Tissue engineering aims to structurally and functionally regenerate damaged tissues, which requires the formation of new blood vessels that supply oxygen and nutrients by the process of angiogenesis. Stem cells are a promising tool in regenerative medicine due to their combined differentiation and paracrine angiogenic capacities. The study of their proangiogenic properties and associated potential for tissue regeneration requires complex in vivo models comprising all steps of the angiogenic process. The highly vascularized extraembryonic chorioallantoic membrane (CAM) of fertilized chicken eggs offers a simple, easy accessible, and cheap angiogenic screening tool compared to other animal models. Although the CAM assay was initially primarily performed for evaluation of tumor growth and metastasis, stem cell studies using this model are increasing. In this review, a detailed summary of angiogenic observations of different mesenchymal, cardiac, and endothelial stem cell types and derivatives in the CAM model is presented.
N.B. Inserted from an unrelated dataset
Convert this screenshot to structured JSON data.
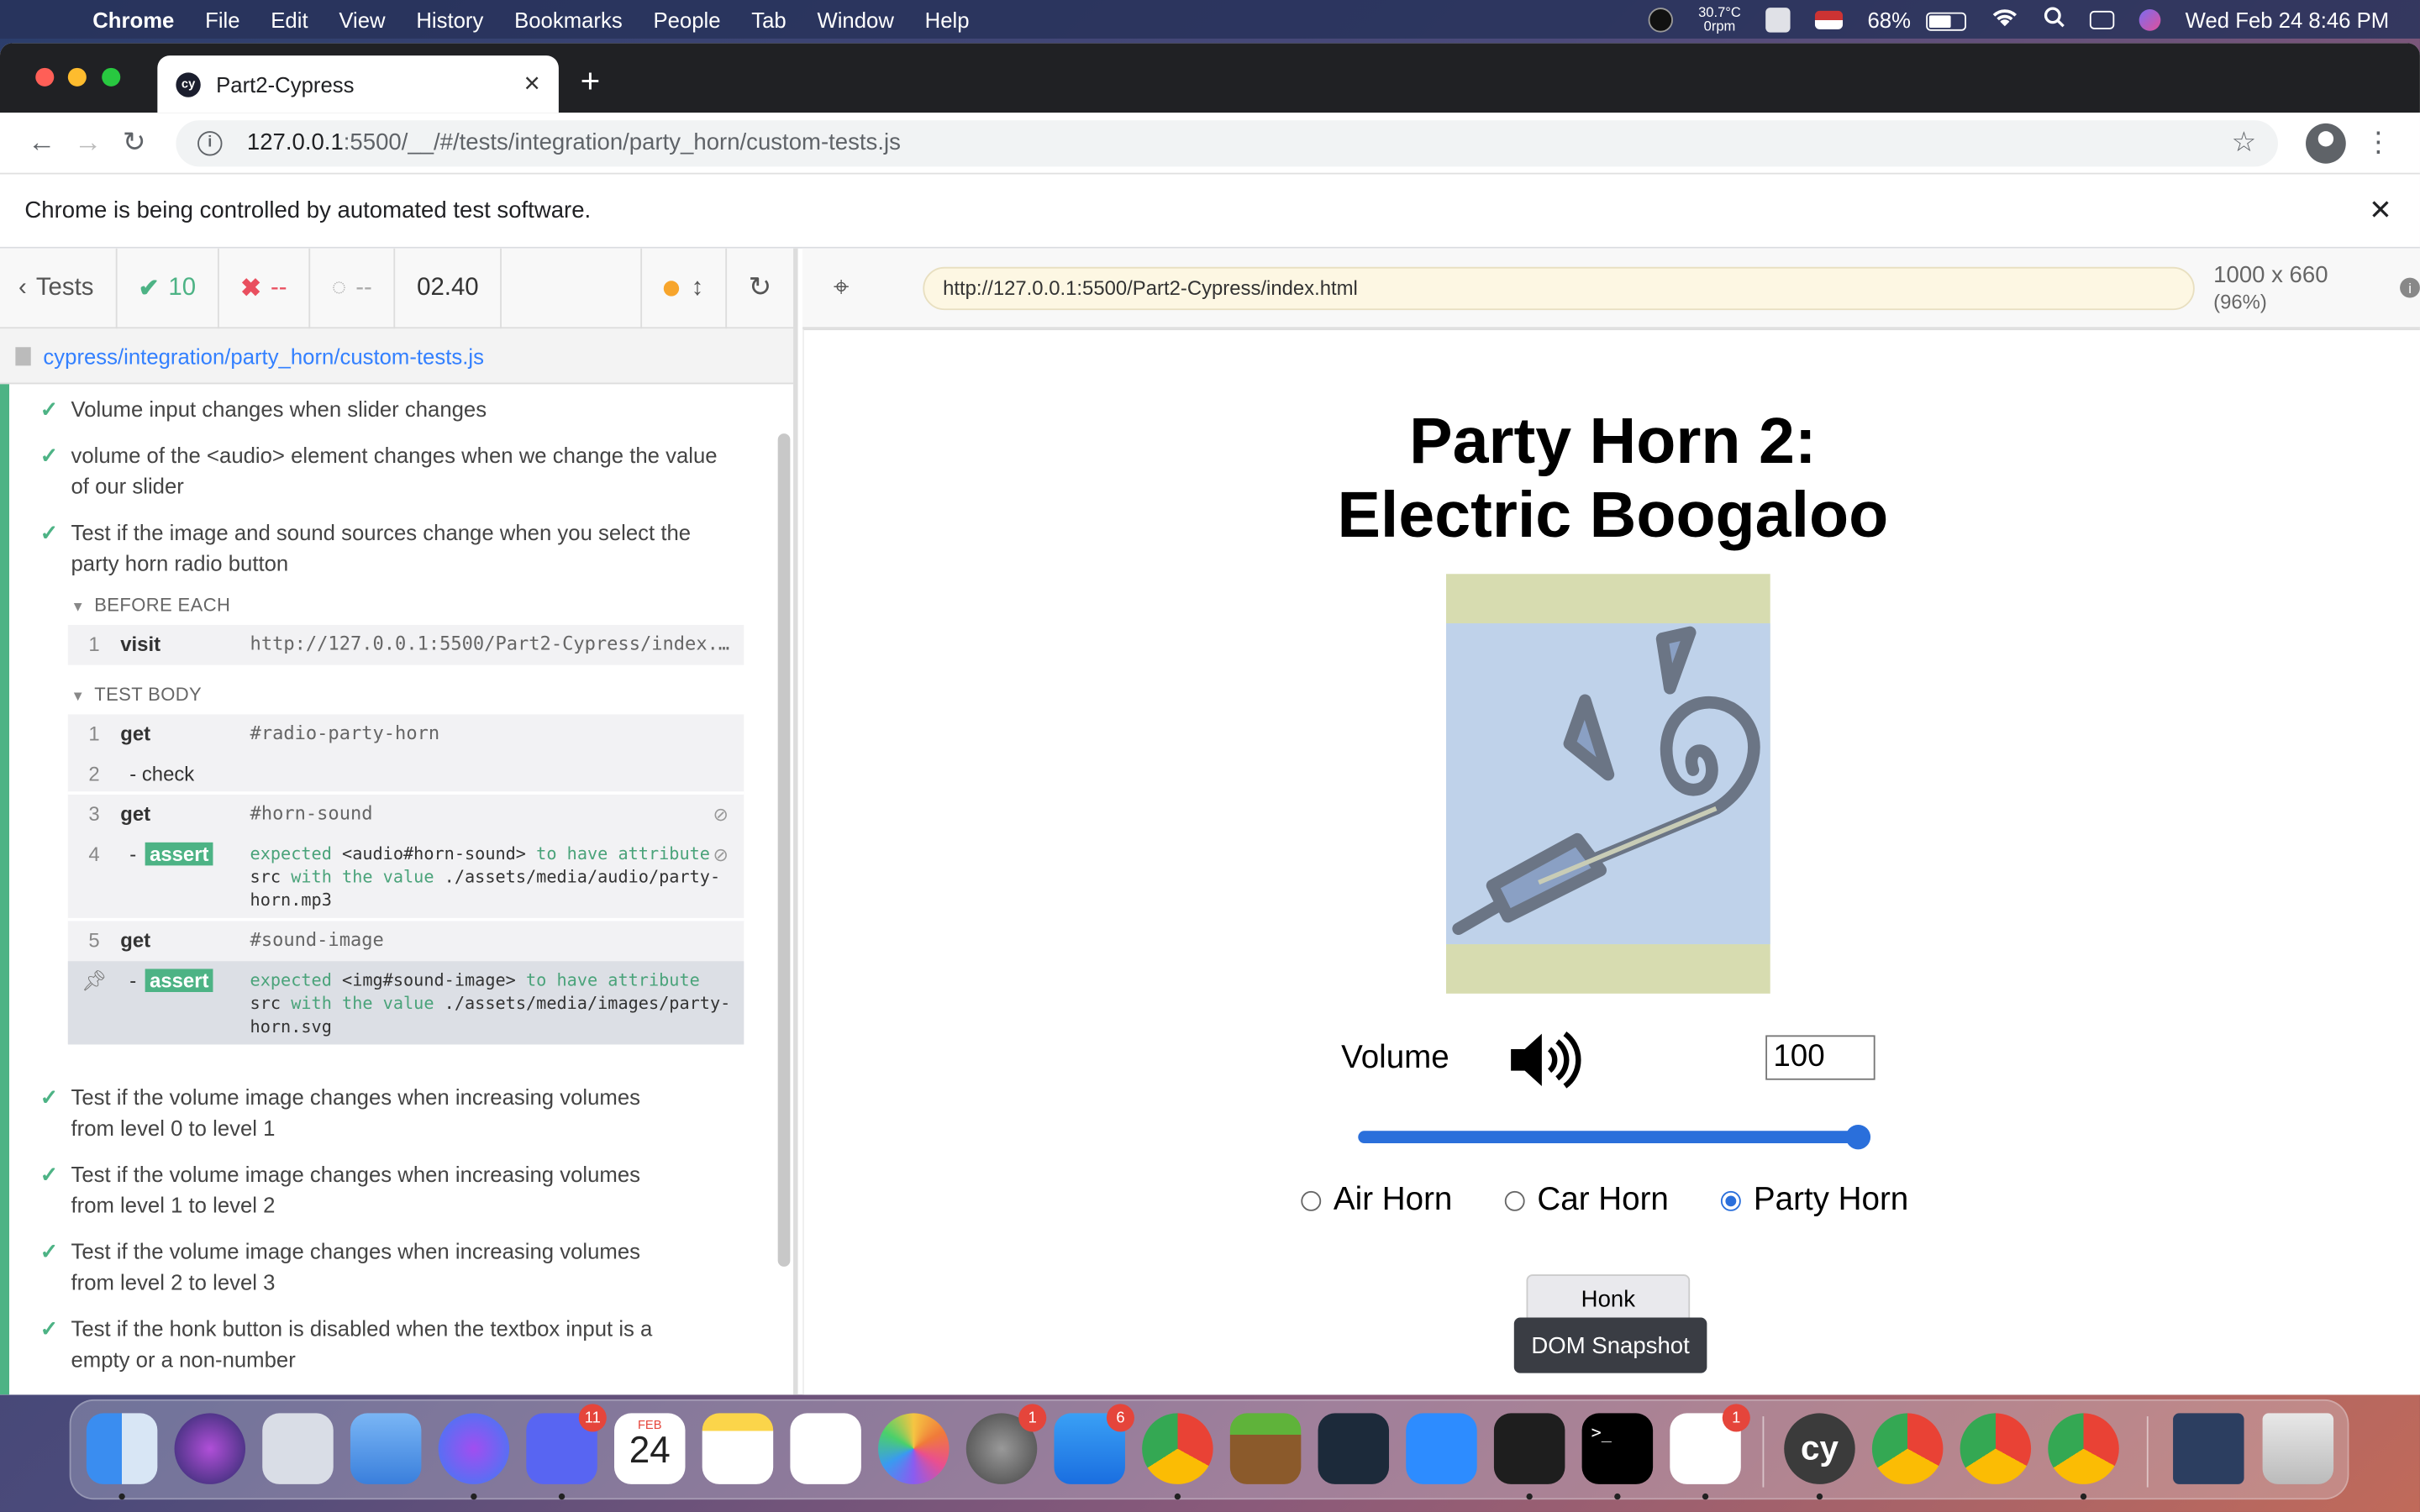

Moreover, we focus on the variation in experimental setup, including the benefits and limitations of in ovo and ex ovo protocols, diverse biological and synthetic scaffolds, imaging techniques, and outcome measures of neovascularization. Finally, advantages and disadvantages of the CAM assay as a model for angiogenesis in tissue engineering in comparison with alternative in vivo animal models are described. The chorioallantoic membrane (CAM) assay is an easy and cheap screening tool for the angiogenic properties of stem cells and their associated potential in the tissue engineering field. This review offers an overview of all published angiogenic studies of stem cells using this model, with emphasis on the variation in used experimental timeline, culture protocol (in ovo vs. ex ovo), stem cell type (derivatives), scaffolds, and outcome measures of vascularization. The purpose of this overview is to aid tissue engineering researchers to determine the ideal CAM experimental setup based on their specific study goals.
- chorioallantoic membrane assay
- stem cells
- tissue engineering